# TASK BRIEF:
Repeat every entry word for word; omit all pictures.

(Data records for software interfaces)
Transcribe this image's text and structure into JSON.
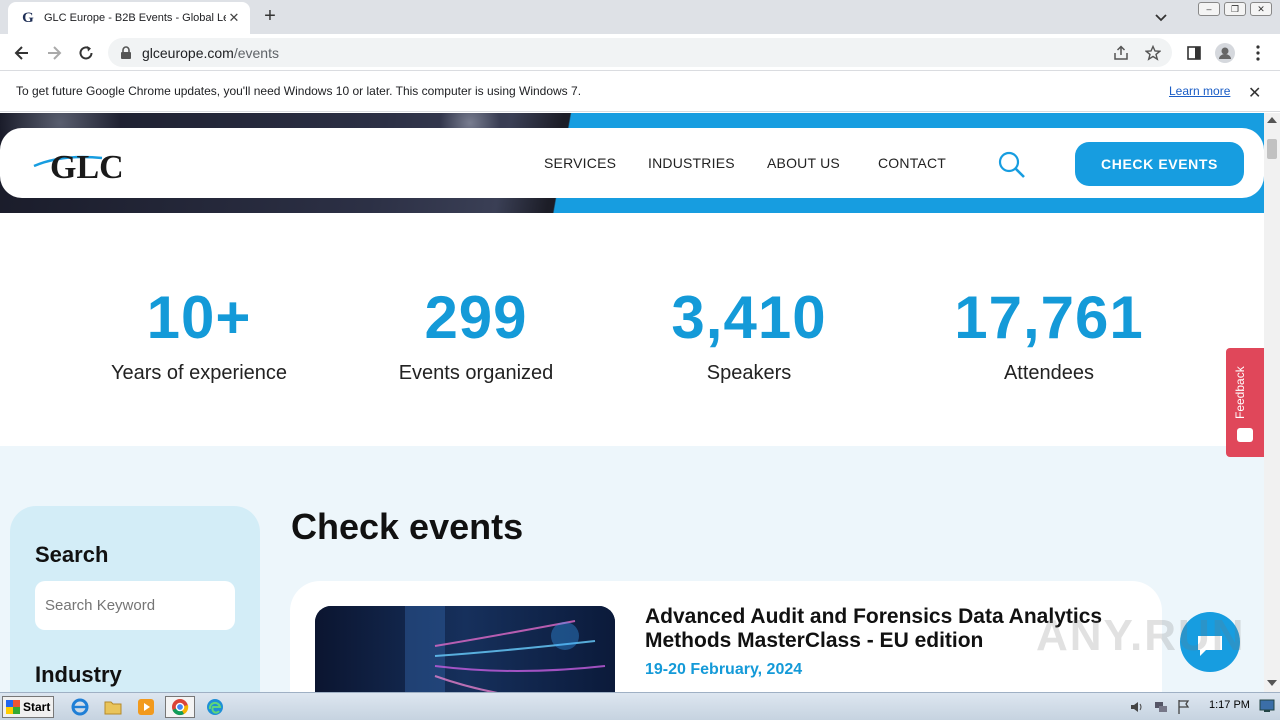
{
  "browser": {
    "tab_title": "GLC Europe - B2B Events - Global Le",
    "url_domain": "glceurope.com",
    "url_path": "/events"
  },
  "infobar": {
    "message": "To get future Google Chrome updates, you'll need Windows 10 or later. This computer is using Windows 7.",
    "link": "Learn more"
  },
  "site": {
    "logo": "GLC",
    "nav": [
      "SERVICES",
      "INDUSTRIES",
      "ABOUT US",
      "CONTACT"
    ],
    "cta": "CHECK EVENTS"
  },
  "stats": [
    {
      "value": "10+",
      "label": "Years of experience"
    },
    {
      "value": "299",
      "label": "Events organized"
    },
    {
      "value": "3,410",
      "label": "Speakers"
    },
    {
      "value": "17,761",
      "label": "Attendees"
    }
  ],
  "sidebar": {
    "search_title": "Search",
    "search_placeholder": "Search Keyword",
    "industry_title": "Industry"
  },
  "events": {
    "heading": "Check events",
    "items": [
      {
        "title": "Advanced Audit and Forensics Data Analytics Methods MasterClass - EU edition",
        "date": "19-20 February, 2024"
      }
    ]
  },
  "feedback": "Feedback",
  "watermark": "ANY.RUN",
  "taskbar": {
    "start": "Start",
    "time": "1:17 PM"
  },
  "colors": {
    "accent": "#179de0",
    "stat_blue": "#149ad8",
    "feedback_red": "#e0475a"
  }
}
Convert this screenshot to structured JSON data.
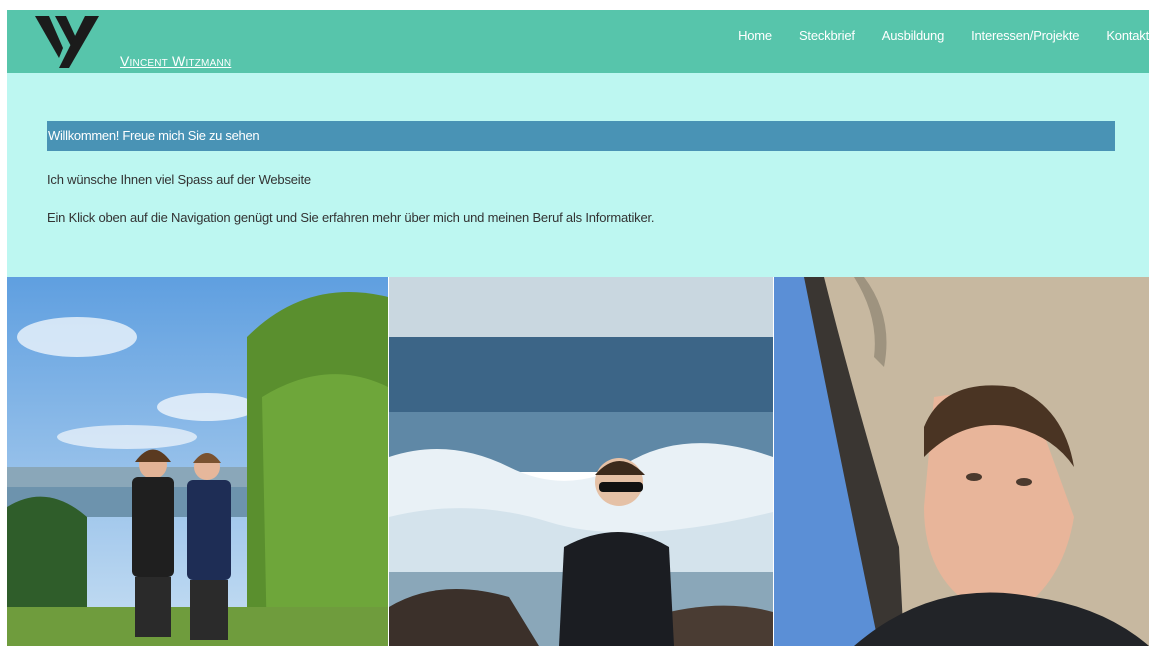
{
  "header": {
    "site_name": "Vincent Witzmann",
    "logo_icon": "v-logo-icon",
    "nav": [
      {
        "label": "Home"
      },
      {
        "label": "Steckbrief"
      },
      {
        "label": "Ausbildung"
      },
      {
        "label": "Interessen/Projekte"
      },
      {
        "label": "Kontakt"
      }
    ]
  },
  "main": {
    "welcome_title": "Willkommen! Freue mich Sie zu sehen",
    "paragraphs": [
      "Ich wünsche Ihnen viel Spass auf der Webseite",
      "Ein Klick oben auf die Navigation genügt und Sie erfahren mehr über mich und meinen Beruf als Informatiker."
    ]
  },
  "gallery": {
    "photos": [
      {
        "subject": "two-boys-by-sea-photo"
      },
      {
        "subject": "boy-at-ocean-waves-photo"
      },
      {
        "subject": "selfie-in-car-photo"
      }
    ]
  },
  "colors": {
    "header_bg": "#57c5ab",
    "content_bg": "#bdf7f1",
    "welcome_bar": "#4993b5",
    "text": "#333333"
  }
}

# SOLUTION TO THE EXERCISE:
Transcribe this image's text and structure into JSON.
{
  "browser": {
    "tab_title": "GLC Europe - B2B Events - Global Le",
    "url_domain": "glceurope.com",
    "url_path": "/events"
  },
  "infobar": {
    "message": "To get future Google Chrome updates, you'll need Windows 10 or later. This computer is using Windows 7.",
    "link": "Learn more"
  },
  "site": {
    "logo": "GLC",
    "nav": [
      "SERVICES",
      "INDUSTRIES",
      "ABOUT US",
      "CONTACT"
    ],
    "cta": "CHECK EVENTS"
  },
  "stats": [
    {
      "value": "10+",
      "label": "Years of experience"
    },
    {
      "value": "299",
      "label": "Events organized"
    },
    {
      "value": "3,410",
      "label": "Speakers"
    },
    {
      "value": "17,761",
      "label": "Attendees"
    }
  ],
  "sidebar": {
    "search_title": "Search",
    "search_placeholder": "Search Keyword",
    "industry_title": "Industry"
  },
  "events": {
    "heading": "Check events",
    "items": [
      {
        "title": "Advanced Audit and Forensics Data Analytics Methods MasterClass - EU edition",
        "date": "19-20 February, 2024"
      }
    ]
  },
  "feedback": "Feedback",
  "watermark": "ANY.RUN",
  "taskbar": {
    "start": "Start",
    "time": "1:17 PM"
  },
  "colors": {
    "accent": "#179de0",
    "stat_blue": "#149ad8",
    "feedback_red": "#e0475a"
  }
}
Convert this screenshot to structured JSON data.
{
  "header": {
    "site_name": "Vincent Witzmann",
    "logo_icon": "v-logo-icon",
    "nav": [
      {
        "label": "Home"
      },
      {
        "label": "Steckbrief"
      },
      {
        "label": "Ausbildung"
      },
      {
        "label": "Interessen/Projekte"
      },
      {
        "label": "Kontakt"
      }
    ]
  },
  "main": {
    "welcome_title": "Willkommen! Freue mich Sie zu sehen",
    "paragraphs": [
      "Ich wünsche Ihnen viel Spass auf der Webseite",
      "Ein Klick oben auf die Navigation genügt und Sie erfahren mehr über mich und meinen Beruf als Informatiker."
    ]
  },
  "gallery": {
    "photos": [
      {
        "subject": "two-boys-by-sea-photo"
      },
      {
        "subject": "boy-at-ocean-waves-photo"
      },
      {
        "subject": "selfie-in-car-photo"
      }
    ]
  },
  "colors": {
    "header_bg": "#57c5ab",
    "content_bg": "#bdf7f1",
    "welcome_bar": "#4993b5",
    "text": "#333333"
  }
}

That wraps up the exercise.